This week a couple of treasures arrived in paperback form: Jennifer Egan's A Visit from the Goon Squad and David Mitchell's The Thousand Autumns of Jacob De Zoet.
A Visit from the Goon Squad recently won the National Book Critics Circle Award for Fiction, and it made the longlist for the 2011 Orange Prize (the winner will be announced June 8th). It was also a finalist for the PEN/Faulkner Award and the LA Times Book Prize and was named to numerous publications' "best of" lists for 2010.
The imaginative and intricately crafted novel is a collection of carefully arranged interlocking stories that move back and forth in time from the 1970s to a point in the near future, with time as a goon that inflicts its damage. The stories feature kleptomaniac Sasha; her boss Bennie, punk rocker turned music producer; and his sleazy mentor Lou.
Ron Charles of The Washington Post calls it a "deeply humane story about growing up and growing old in a culture corroded by technology and marketing." Janet Maslin of The New York Times says that Egan is "such a piercingly acute storyteller that the exhilaration of reading her outweighs the bleak destinies she describes.
Egan was born in Chicago and raised in San Francisco. Her previous books include The Invisible Circus, Look at Me, and The Keep.
Mitchell's epic novel centers on an earnest young clerk, Jacob de Zoet, who arrives in Japan in the summer of 1799 to make his fortune and return to Holland to wed his fiance.

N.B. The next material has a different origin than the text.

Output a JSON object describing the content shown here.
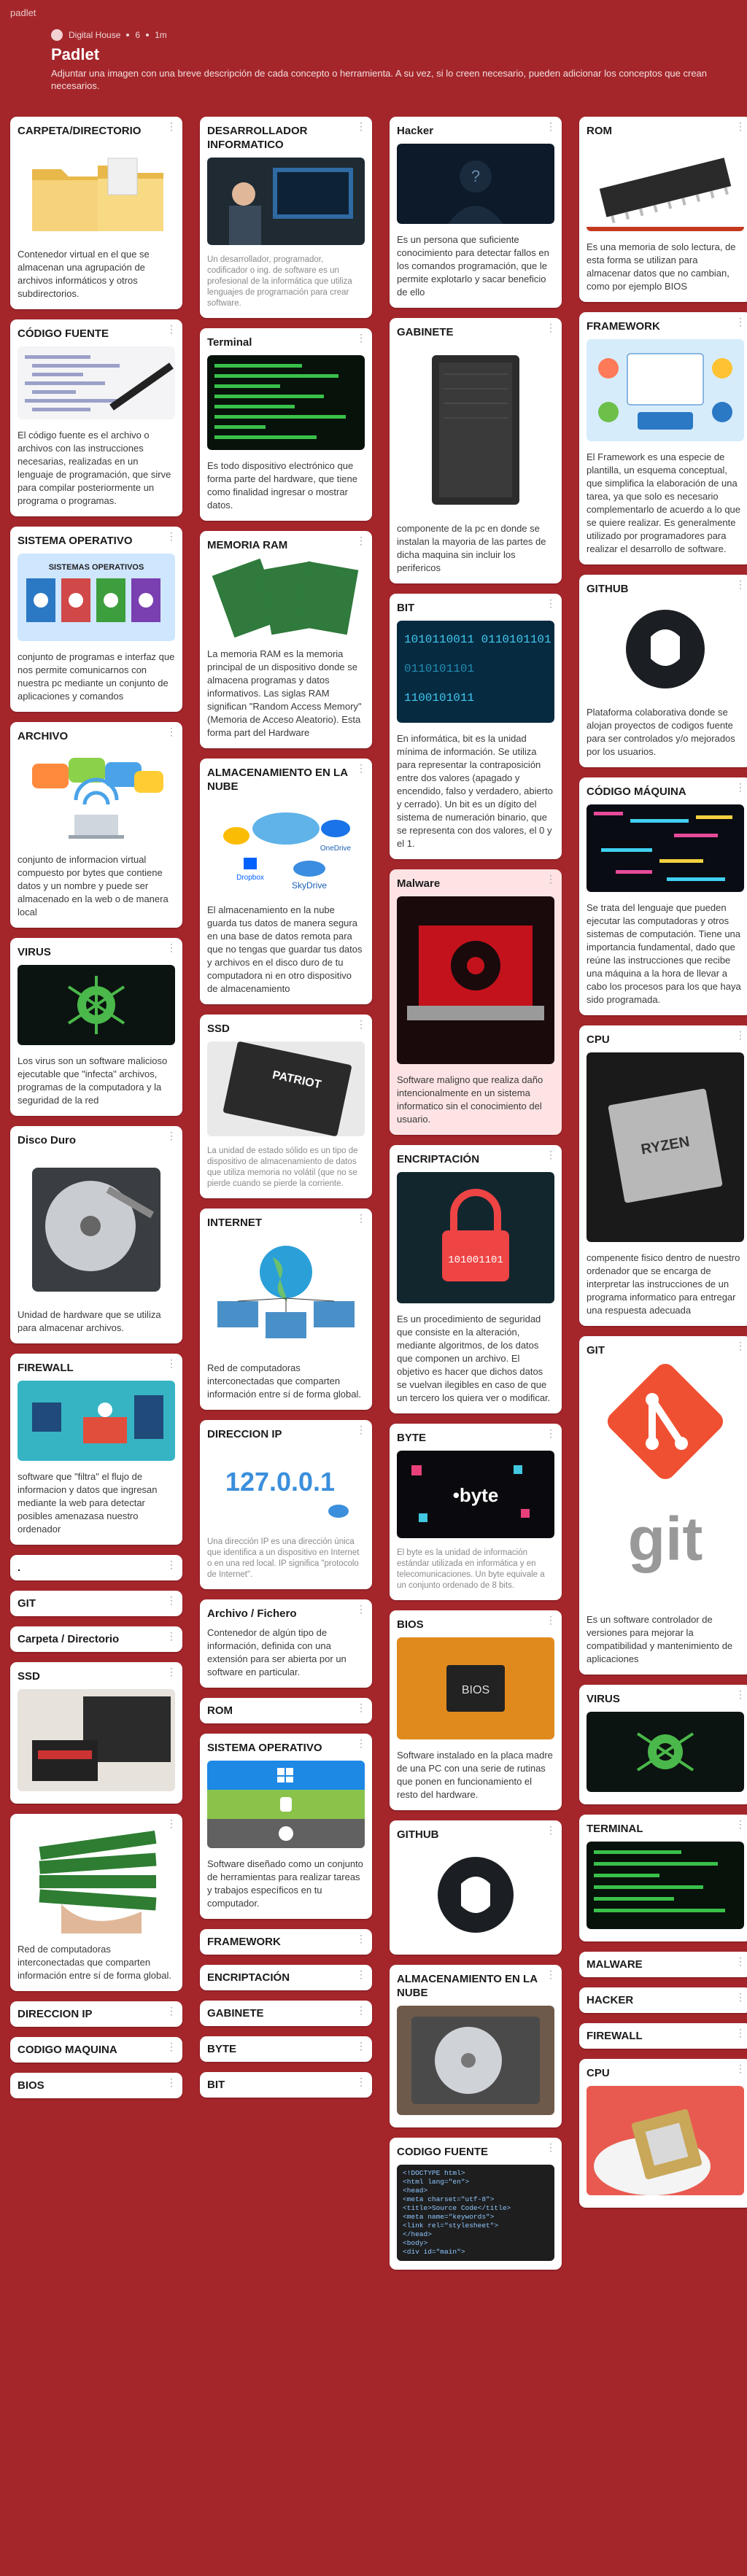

But his plans are shaken when he meets the daughter of a Samurai. Set in Dejima, an artificial island created as a trading outpost in Nagasaki Harbor and designed to keep the West at bay, the novel tackles intercultural relations, trust and betrayal, racial and gender boundaries, the search for identity, and finding unexpected love in a changing world.
Writing in The New York Times Book Review, Dave Eggers called the book "An achingly romantic story of forbidden love...a novel of ideas, of longing, of good and evil and those who fall somewhere in between [that] confirms Mitchell as one of the more fascinating and fearless writers alive." Publishers Weekly described it as "dense and satisfying" with "literary brawn and stylistic panache." The book was awarded a 2011 Commonwealth Writers Prize and was named one of the best novels of the year by numerous publications.
Mitchell, who lives in Ireland, is the author of the novels Ghostwritten, Number9 Dream, Cloud Atlas, and Black Swan Green.
We've got oodles more great new books on our tables -- the bowing table legs and our frequent chortling are evidence of that! Come and see. We're open every day of the week!